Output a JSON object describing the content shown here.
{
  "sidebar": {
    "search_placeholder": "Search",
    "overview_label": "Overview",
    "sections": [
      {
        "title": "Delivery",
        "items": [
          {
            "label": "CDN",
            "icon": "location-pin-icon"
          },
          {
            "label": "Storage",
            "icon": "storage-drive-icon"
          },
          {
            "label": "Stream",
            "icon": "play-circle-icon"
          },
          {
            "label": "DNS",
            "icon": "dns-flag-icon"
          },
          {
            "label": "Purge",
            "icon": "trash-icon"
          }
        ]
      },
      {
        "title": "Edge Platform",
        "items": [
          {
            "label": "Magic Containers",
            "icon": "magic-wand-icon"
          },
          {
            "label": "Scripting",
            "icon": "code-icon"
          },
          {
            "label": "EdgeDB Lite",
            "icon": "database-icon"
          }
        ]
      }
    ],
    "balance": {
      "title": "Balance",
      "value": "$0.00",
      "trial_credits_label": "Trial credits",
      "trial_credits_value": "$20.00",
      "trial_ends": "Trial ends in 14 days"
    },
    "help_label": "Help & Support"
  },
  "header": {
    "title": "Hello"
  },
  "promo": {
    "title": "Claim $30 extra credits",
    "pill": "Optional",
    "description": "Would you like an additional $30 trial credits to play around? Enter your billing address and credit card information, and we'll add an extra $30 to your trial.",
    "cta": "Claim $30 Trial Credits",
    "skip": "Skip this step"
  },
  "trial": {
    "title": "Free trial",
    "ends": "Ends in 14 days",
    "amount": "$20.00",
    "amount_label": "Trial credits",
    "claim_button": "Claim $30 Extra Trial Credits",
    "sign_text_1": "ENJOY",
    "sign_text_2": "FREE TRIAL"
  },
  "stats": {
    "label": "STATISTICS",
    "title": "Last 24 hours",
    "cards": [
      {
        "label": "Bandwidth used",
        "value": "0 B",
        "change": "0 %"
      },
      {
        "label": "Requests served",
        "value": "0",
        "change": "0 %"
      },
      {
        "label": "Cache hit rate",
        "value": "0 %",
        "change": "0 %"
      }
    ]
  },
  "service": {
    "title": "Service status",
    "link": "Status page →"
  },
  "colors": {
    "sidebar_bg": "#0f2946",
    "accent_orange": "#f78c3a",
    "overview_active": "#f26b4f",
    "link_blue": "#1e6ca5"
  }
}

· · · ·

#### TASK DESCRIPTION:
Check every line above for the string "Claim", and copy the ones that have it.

#### COMPLETED EXERCISE:
    "title": "Claim $30 extra credits",
    "cta": "Claim $30 Trial Credits",
    "claim_button": "Claim $30 Extra Trial Credits",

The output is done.